I was afraid it might happen – that opening a blog about K-dramas would shift my viewing style into a more scrutinizing outlook – and that I would not want to write that way. I can’t tell yet, but to have delighted in Oh Hae Young Again and yet not have much to say about it, or about Beautiful Mind, which I found a great deal of value in, brings me to question, “What is going on?!” Perhaps I am just thin stretched, since work for me is also writing. It can be tricky to erect proper boundaries.
And speaking of proper boundaries, W – Two Worlds.
This is a fun drama full of existential questions and rather seamless effects, so it is easy to believe in these characters, and to enter their worlds as though traveling through possible layers of existence. Gazing into my screen, in which they gaze and fall in to their screens… W is a story of coming fully ALIVE.
I’m facilitating a book discussion about similar questions, specifically the unraveling of one’s usual world that can happen as natural course when a wider or more potent context appears, throwing the former world into question. The book uses terms like ‘thawing of reality’ and doesn’t suggest overthrowing the illusion a la The Matrix, but rather including what one can as perhaps differently real.
If you think about it, we do this with our past selves all the time… look back with new knowledge and work to embrace the innocence, or redeem the ignorance, in order to move forward. It is the work of self cultivation. Sometimes we re-cast characters whose motives weren’t apparent before, or give them alternate story lines.
Elon Musk is among those who are sure our very world is indeed a kind of sophisticated simulation, and while I’m not sure, there is something in the idea that rings true.
Update (SPOILERS): Very sadly, but not quite Cheese in the Trap sadly, the show has spun its wheels in less interesting ways during the second half, leaving my mind to wander. I liked these characters and these worlds, but the story doesn’t stay with meaningful moments long enough to feel harmonious. As I write this there is one more episode, so maybe I’ll have to eat my words when they come up with some brilliant redemptive conclusion?

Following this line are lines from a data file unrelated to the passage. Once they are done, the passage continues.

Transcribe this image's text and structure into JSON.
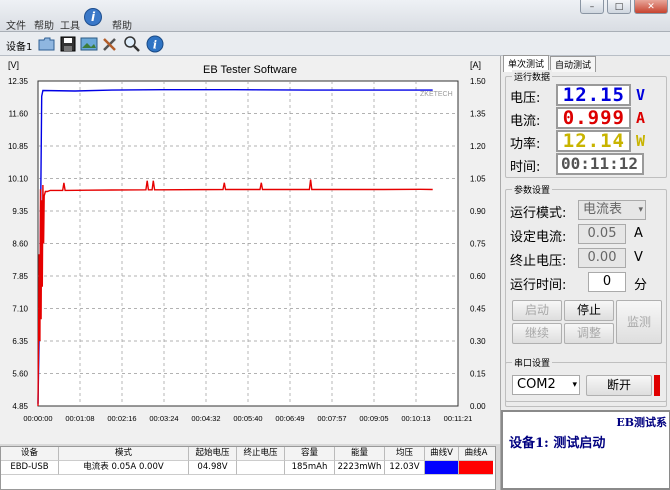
{
  "menubar": {
    "items": [
      "文件",
      "帮助",
      "工具",
      "帮助"
    ],
    "window_buttons": [
      "–",
      "□",
      "✕"
    ]
  },
  "toolbar": {
    "device_label": "设备1",
    "icons": [
      "folder-icon",
      "save-icon",
      "image-icon",
      "tools-icon",
      "zoom-icon",
      "info-icon"
    ]
  },
  "chart_data": {
    "type": "line",
    "title": "EB Tester Software",
    "y_left_unit": "[V]",
    "y_right_unit": "[A]",
    "watermark": "ZKETECH",
    "ylim_left": [
      4.85,
      12.35
    ],
    "ylim_right": [
      0.0,
      1.5
    ],
    "y_left_ticks": [
      "12.35",
      "11.60",
      "10.85",
      "10.10",
      "9.35",
      "8.60",
      "7.85",
      "7.10",
      "6.35",
      "5.60",
      "4.85"
    ],
    "y_right_ticks": [
      "1.50",
      "1.35",
      "1.20",
      "1.05",
      "0.90",
      "0.75",
      "0.60",
      "0.45",
      "0.30",
      "0.15",
      "0.00"
    ],
    "x_ticks": [
      "00:00:00",
      "00:01:08",
      "00:02:16",
      "00:03:24",
      "00:04:32",
      "00:05:40",
      "00:06:49",
      "00:07:57",
      "00:09:05",
      "00:10:13",
      "00:11:21"
    ],
    "xlim_seconds": [
      0,
      681
    ],
    "grid": true,
    "series": [
      {
        "name": "曲线V",
        "color": "#0000e6",
        "axis": "left",
        "x": [
          0,
          3,
          6,
          8,
          60,
          120,
          200,
          320,
          440,
          560,
          640
        ],
        "y": [
          4.9,
          7.5,
          12.0,
          12.13,
          12.12,
          12.14,
          12.15,
          12.15,
          12.14,
          12.14,
          12.14
        ]
      },
      {
        "name": "曲线A",
        "color": "#e60000",
        "axis": "right",
        "x": [
          0,
          2,
          3,
          4,
          5,
          6,
          7,
          8,
          9,
          10,
          12,
          15,
          20,
          40,
          42,
          44,
          80,
          120,
          175,
          177,
          179,
          185,
          187,
          189,
          200,
          300,
          302,
          304,
          360,
          362,
          364,
          440,
          442,
          444,
          480,
          560,
          620,
          640
        ],
        "y": [
          0.0,
          0.7,
          0.3,
          1.0,
          0.4,
          0.95,
          0.55,
          1.02,
          0.75,
          0.97,
          0.99,
          0.99,
          0.995,
          0.995,
          1.03,
          0.995,
          0.996,
          0.997,
          0.998,
          1.04,
          0.998,
          0.998,
          1.04,
          0.998,
          0.998,
          0.999,
          1.03,
          0.999,
          0.999,
          1.03,
          0.999,
          0.999,
          1.045,
          0.999,
          0.999,
          0.999,
          1.0,
          0.999
        ]
      }
    ]
  },
  "table": {
    "headers": [
      "设备",
      "模式",
      "起始电压",
      "终止电压",
      "容量",
      "能量",
      "均压",
      "曲线V",
      "曲线A"
    ],
    "row": [
      "EBD-USB",
      "电流表  0.05A  0.00V",
      "04.98V",
      "",
      "185mAh",
      "2223mWh",
      "12.03V",
      "",
      ""
    ],
    "swatch_v": "#0000ff",
    "swatch_a": "#ff0000"
  },
  "panel": {
    "tabs": [
      "单次测试",
      "自动测试"
    ],
    "running_group": "运行数据",
    "voltage_label": "电压:",
    "voltage_value": "12.15",
    "voltage_unit": "V",
    "current_label": "电流:",
    "current_value": "0.999",
    "current_unit": "A",
    "power_label": "功率:",
    "power_value": "12.14",
    "power_unit": "W",
    "time_label": "时间:",
    "time_value": "00:11:12",
    "colors": {
      "voltage": "#0000dd",
      "current": "#dd0000",
      "power": "#c8b400",
      "time": "#555555"
    },
    "params_group": "参数设置",
    "mode_label": "运行模式:",
    "mode_value": "电流表",
    "set_current_label": "设定电流:",
    "set_current_value": "0.05",
    "set_current_unit": "A",
    "stop_voltage_label": "终止电压:",
    "stop_voltage_value": "0.00",
    "stop_voltage_unit": "V",
    "run_time_label": "运行时间:",
    "run_time_value": "0",
    "run_time_unit": "分",
    "btn_start": "启动",
    "btn_stop": "停止",
    "btn_monitor": "监测",
    "btn_continue": "继续",
    "btn_adjust": "调整",
    "serial_group": "串口设置",
    "com_value": "COM2",
    "btn_disconnect": "断开",
    "status_title": "EB测试系",
    "status_text": "设备1: 测试启动"
  }
}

Updated at finish:
With so much promise, W – Two Worlds still managed to devolve at the end, rather than opening fully. Along the way I lost what was already a frail attachment to the characters and the story line.
Began Memory this week, a tad reluctantly because I expect a difficult watch, but I just couldn’t resist Lee Seung Min. So far, in the way that Hours of my Life was the right choice (difficult subject matter but meaningfully handled), I think this will be too.
Korean media seems especially preoccupied with the subject of memory and Alzheimer’s. Recently there has been Remember – Son’s War,Bubblegum, and side strings in I Have a Lover, Valid Love, and Come Back Ajusshi, dealing with this question in different ways. This one may get it right, or at least come closer. And if it does, it will become part of a still too small pool of information and inspiration about something crucial in our time, as we live longer and longer and stretch our attention capacities thinner and thinner.
In a way, art and science eventually comes down to what we add to collective memory storehouses, what is retained and what is disregarded… what the data is taken to mean as it is arranged and rearranged, distilled or dispersed, given importance to or ignored going forward. A single life’s story becomes a microcosm of the struggle to manage its slipping away.